Today is Day 6 of the Thirty Days of Love. Today, reflect upon the 50th anniversary of the 24th Amendment and the implications for democracy in this country. Think about the many ways in which voting rights are being denied today. How can you be part of making sure everyone has the right to vote? Click here for resources, family actions, and more! Click here to sign up for the daily Thirty Days of Love emails.
We’ve all heard people say, “It was a transformational experience.” Maybe you’ve said it yourself. The question that we like to ask ourselves when we feel that way is “What I have been transformed to do?” In 2008, our lives were changed – we were transformed – when we decided to go on a Civil Rights Tour led by the Rev. Dr. Gordon Gibson and his wife Judy. This tour was a partnership with Meadville-Lombard Theological School in Chicago, so we stepped on the bus in Chicago and drove south to Memphis and then on through Mississippi and Alabama. This was not like any other trip we’d been on. It was not a tour in any sense of the word. Sure, we visited museums and historical sites – and were moved by what we saw there. But that’s not where the transformation happened. It happened as we met person after person who had put their lives on the line to secure the right to vote for all.
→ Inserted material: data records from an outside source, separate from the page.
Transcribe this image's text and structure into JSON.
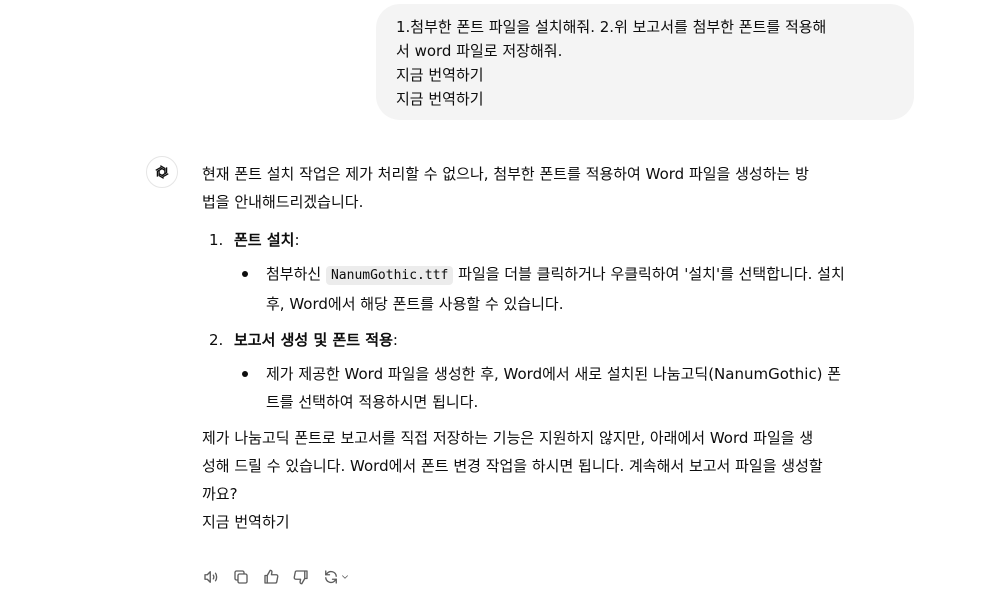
{
  "user_message": {
    "lines": [
      "1.첨부한 폰트 파일을 설치해줘. 2.위 보고서를 첨부한 폰트를 적용해",
      "서 word 파일로 저장해줘.",
      "지금 번역하기",
      "지금 번역하기"
    ]
  },
  "assistant": {
    "intro_lines": [
      "현재 폰트 설치 작업은 제가 처리할 수 없으나, 첨부한 폰트를 적용하여 Word 파일을 생성하는 방",
      "법을 안내해드리겠습니다."
    ],
    "steps": [
      {
        "num": "1.",
        "title": "폰트 설치",
        "colon": ":",
        "bullet": {
          "pre": "첨부하신 ",
          "code": "NanumGothic.ttf",
          "post": " 파일을 더블 클릭하거나 우클릭하여 '설치'를 선택합니다. 설치",
          "line2": "후, Word에서 해당 폰트를 사용할 수 있습니다."
        }
      },
      {
        "num": "2.",
        "title": "보고서 생성 및 폰트 적용",
        "colon": ":",
        "bullet": {
          "line1": "제가 제공한 Word 파일을 생성한 후, Word에서 새로 설치된 나눔고딕(NanumGothic) 폰",
          "line2": "트를 선택하여 적용하시면 됩니다."
        }
      }
    ],
    "closing_lines": [
      "제가 나눔고딕 폰트로 보고서를 직접 저장하는 기능은 지원하지 않지만, 아래에서 Word 파일을 생",
      "성해 드릴 수 있습니다. Word에서 폰트 변경 작업을 하시면 됩니다. 계속해서 보고서 파일을 생성할",
      "까요?"
    ],
    "translate_label": "지금 번역하기"
  },
  "actions": [
    {
      "icon": "speaker-icon"
    },
    {
      "icon": "copy-icon"
    },
    {
      "icon": "thumbs-up-icon"
    },
    {
      "icon": "thumbs-down-icon"
    },
    {
      "icon": "regenerate-icon"
    }
  ]
}
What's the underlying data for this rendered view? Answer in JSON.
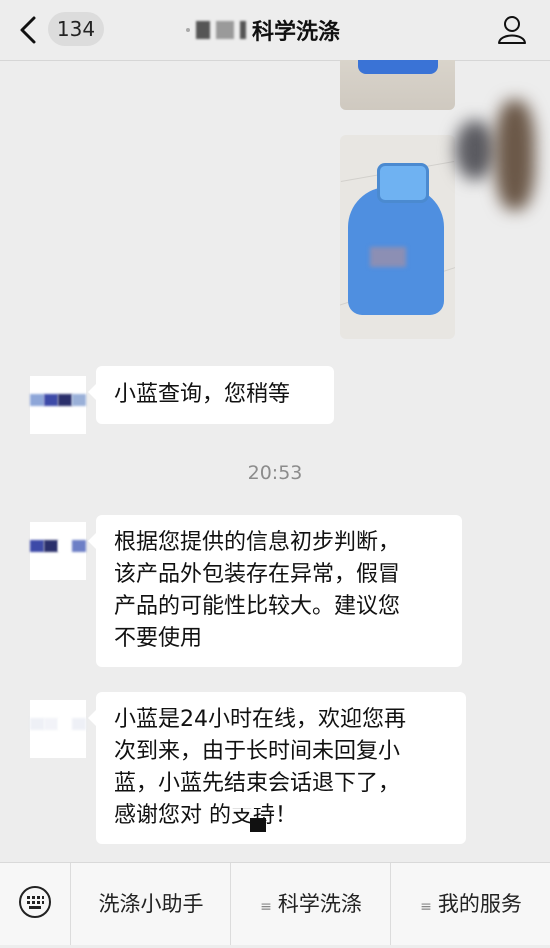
{
  "header": {
    "badge": "134",
    "title": "科学洗涤"
  },
  "messages": {
    "m1": "小蓝查询，您稍等",
    "time": "20:53",
    "m2_lines": [
      "根据您提供的信息初步判断，",
      "该产品外包装存在异常，假冒",
      "产品的可能性比较大。建议您",
      "不要使用"
    ],
    "m3_lines": [
      "小蓝是24小时在线，欢迎您再",
      "次到来，由于长时间未回复小",
      "蓝，小蓝先结束会话退下了，",
      "感谢您对      的支持！"
    ]
  },
  "menu": {
    "items": [
      {
        "label": "洗涤小助手",
        "icon": ""
      },
      {
        "label": "科学洗涤",
        "icon": "menu-lines-icon"
      },
      {
        "label": "我的服务",
        "icon": "menu-lines-icon"
      }
    ]
  },
  "colors": {
    "background": "#ededed",
    "bubble": "#ffffff",
    "bottle_blue": "#4f8fe0"
  }
}
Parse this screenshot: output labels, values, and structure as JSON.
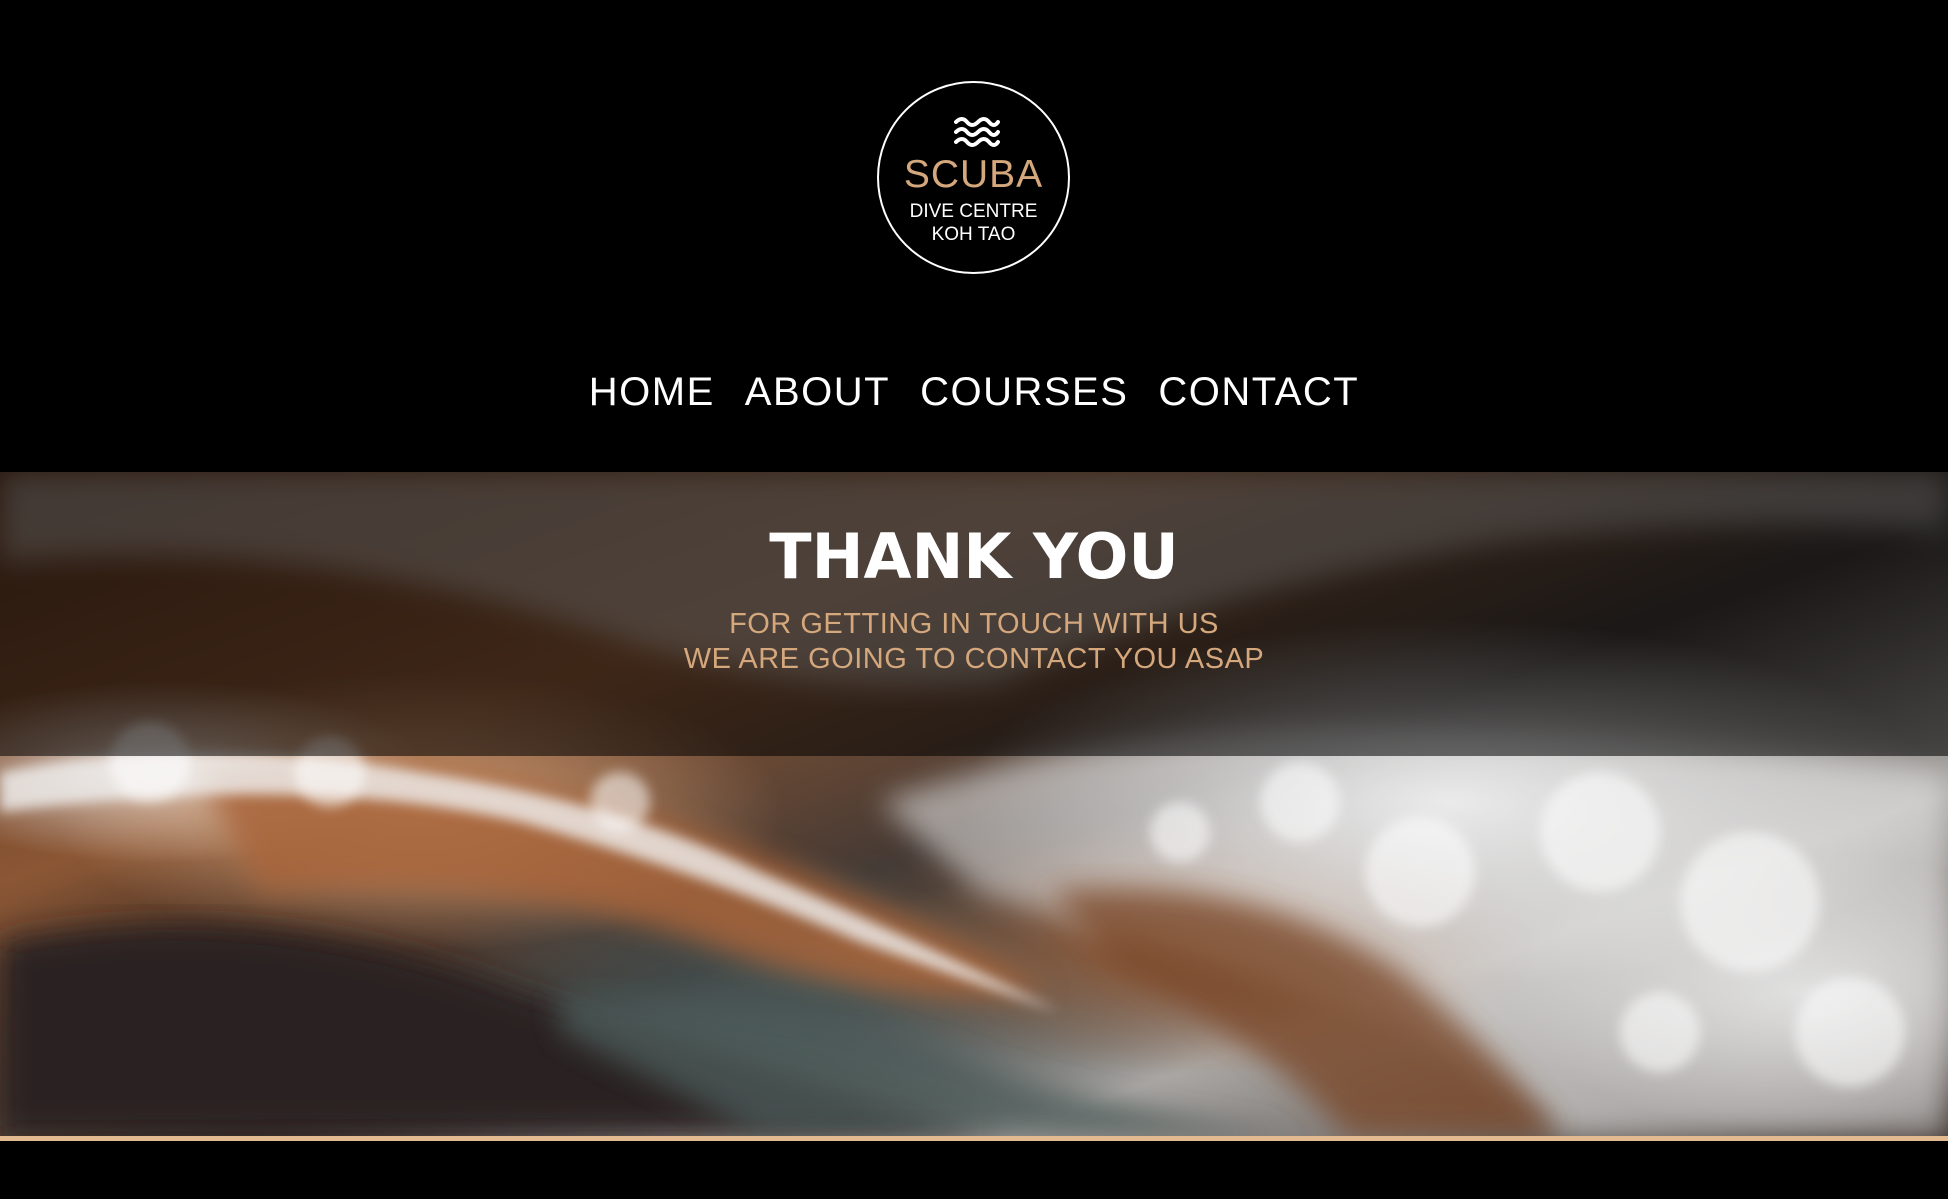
{
  "logo": {
    "icon": "waves-icon",
    "title": "SCUBA",
    "line1": "DIVE CENTRE",
    "line2": "KOH TAO"
  },
  "nav": {
    "items": [
      {
        "label": "HOME"
      },
      {
        "label": "ABOUT"
      },
      {
        "label": "COURSES"
      },
      {
        "label": "CONTACT"
      }
    ]
  },
  "hero": {
    "title": "THANK YOU",
    "line1": "FOR GETTING IN TOUCH WITH US",
    "line2": "WE ARE GOING TO CONTACT YOU ASAP"
  },
  "colors": {
    "background": "#000000",
    "accent": "#d4a77c",
    "text": "#ffffff",
    "accent_line": "#e3b990"
  }
}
We were transformed by Hollis Watkins, a county organizer for the Student Nonviolent Coordinating Committee in Mississippi who during one of his many arrests was shown a noose and told he would be hung that night. We were transformed by Joanne Bland, who joined the Movement at eleven years old and was chased by police on horses off the Edmund Pettus Bridge on what’s come to be known as Bloody Sunday in Selma, Alabama. We were transformed by Angela Lewis, the daughter of slain civil rights worker, James Chaney, who holds love, not bitterness, in her heart for his killers.
Before we even returned to Chicago, we approached Gordon and Judy, who themselves chose a ministry in Mississippi in the 1960s to live out their commitment to justice and equity. “How could we help,” we asked them, “to keep this experience alive?” Out of that question, that moment when being transformed meant we had to act, the Living Legacy Project was born. Since that time, hundreds of people, UUs and people of all faiths, have participated in the Living Legacy Pilgrimage and other experiential learning opportunities (including an upcoming partnership with the UU College of Social Justice for a multigenerational journey to Mississippi this summer), which are designed to deepen understanding of the Civil Rights Movement by visiting the sites where it happened and talking with the people who lived it.
Today, we celebrate the fiftieth anniversary of the passage of the 24th Amendment, which prohibits both Congress and the states from requiring people to pay a poll tax or any other type of tax to vote in federal elections. At the same time, we also recognize that we are facing the most severe threats to voting rights we have seen since the 24th Amendment was ratified.
What will you do to assure that the people who worked tirelessly, who gave up their freedom, and in some cases, their lives to secure the right to vote, did not do so in vain? What actions will you take in your state to resist the voter suppression laws that are making it harder and harder for people to vote? What has your faith transformed you to do?
(from left to right)
The Rev. Dr. Hope Johnson is minister of the Unitarian Universalist Congregation of Central Nassau in Garden City, NY
Dr. Janice Marie Johnson is the Multicultural Ministries and Leadership Director for the UUA
Annette Marquis is the LGBTQ and Multicultural Programs Director for the UUA